Codename Tricycle 

Codename Tricycle 

Russell Miller

Codename Tricycle

A wealthy playboy, incorrigible womaniser and dedicated gambler, Dusko Popov was one of Germany’s most trusted spies, one of Britain’s most successful double agents, and, some say, the inspiration for James Bond.

With full access to FBI and MI5 records, along with private family papers, his incredible adventures can now be told authoritatively for the first time. Recruited by the Abwehr in 1940, 27-year-old Popov immediately offered his services to the British. His codename was Tricycle.

Throughout the war he fed the Germans with a constant stream of military ‘intelligence’, all vetted by MI5, and came to be viewed as their most important and reliable agent in Britain. But when he was ordered by the Abwehr to the United States to report on the defences at Pearl Harbour, J. Edgar Hoover, Director of the FBI, failed to heed his warnings, distrusting all spies and detesting Popov in particular, whom he considered to be a ‘moral degenerate’. Facing the danger of exposure, arrest and execution on a daily basis, Tricycle went on to build up a network known as the Yugoslav Ring, which not only fed a stream of false information to Berlin but also supplied vital intelligence to the allies on German rocketry, strategy and security.

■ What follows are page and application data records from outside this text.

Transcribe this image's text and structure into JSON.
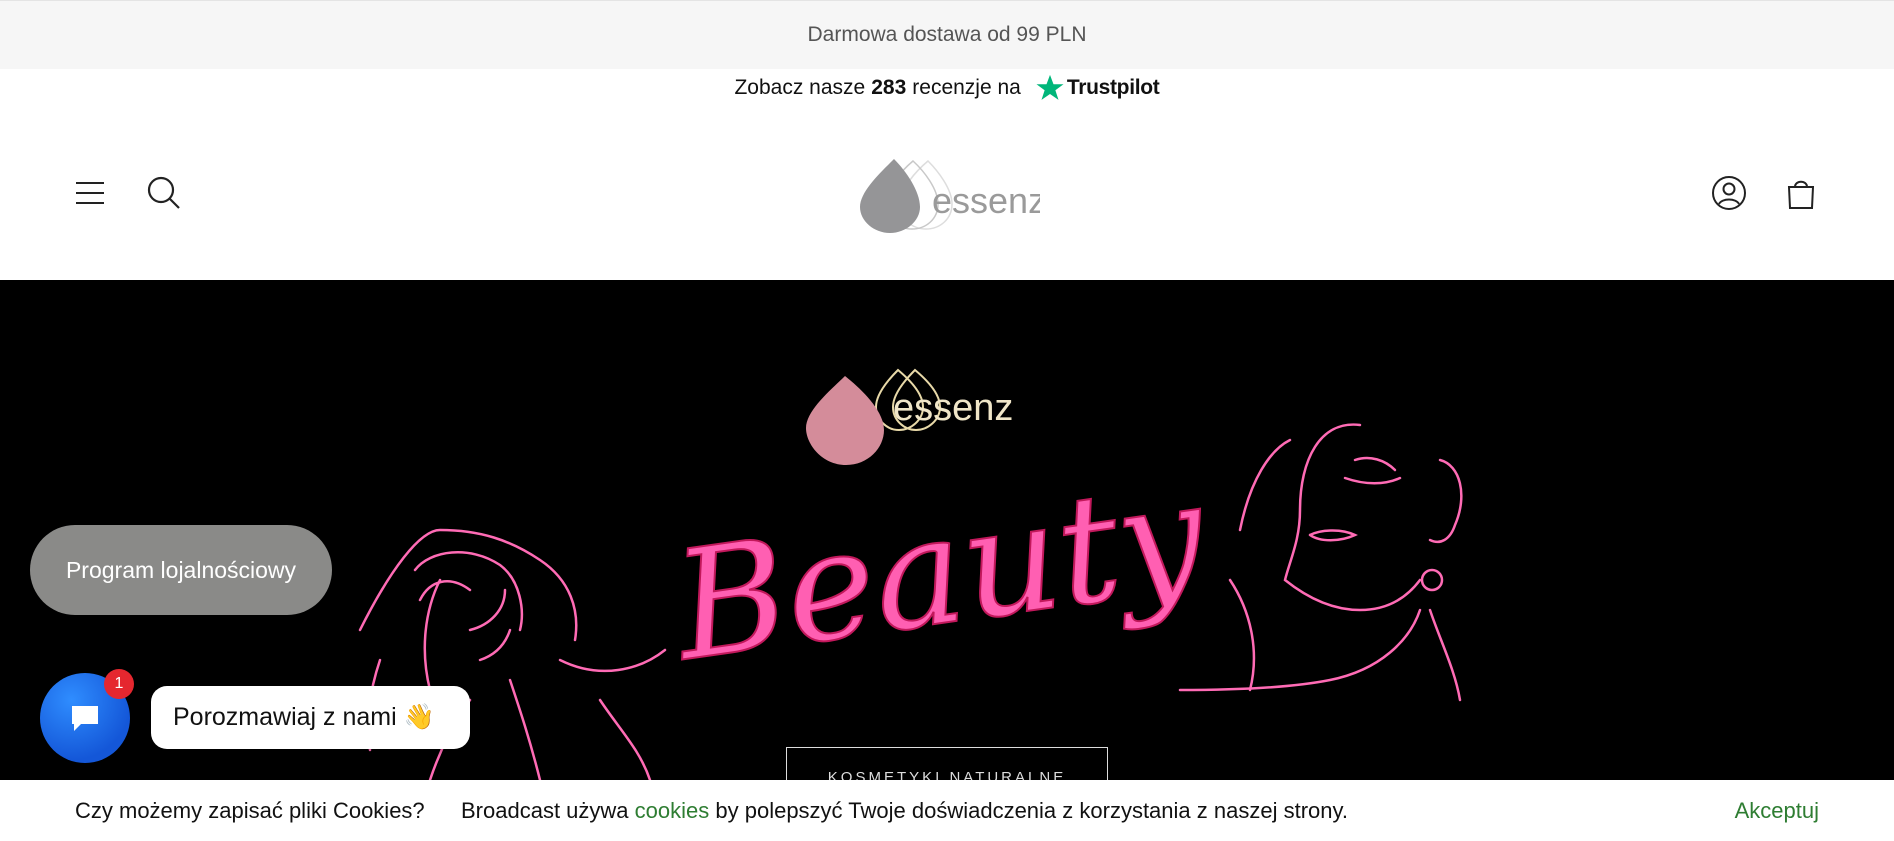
{
  "announcement": {
    "text": "Darmowa dostawa od 99 PLN"
  },
  "trustpilot": {
    "prefix": "Zobacz nasze",
    "count": "283",
    "suffix": "recenzje na",
    "brand": "Trustpilot",
    "star_color": "#00b67a"
  },
  "header": {
    "icons": [
      "menu-icon",
      "search-icon",
      "account-icon",
      "cart-icon"
    ],
    "logo_text": "essenz"
  },
  "hero": {
    "logo_text": "essenz",
    "script_title": "Beauty",
    "button_label": "KOSMETYKI NATURALNE",
    "accent_color": "#ff5fb2"
  },
  "loyalty": {
    "label": "Program lojalnościowy"
  },
  "chat": {
    "badge": "1",
    "bubble_text": "Porozmawiaj z nami 👋",
    "fab_color": "#1f6fee"
  },
  "cookie_bar": {
    "question": "Czy możemy zapisać pliki Cookies?",
    "message_before": "Broadcast używa",
    "link_text": "cookies",
    "message_after": "by polepszyć Twoje doświadczenia z korzystania z naszej strony.",
    "accept_label": "Akceptuj",
    "accent_color": "#2e7d32"
  }
}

After the war Dusko Popov was granted British citizenship and awarded an OBE. The presentation was made, appropriately, in the cocktail bar at the Ritz. Codename Tricycle is a gripping and colourful portrait of a celebrated, glamorous, and daring double-agent who epitomised everything we associate with the life of the spy.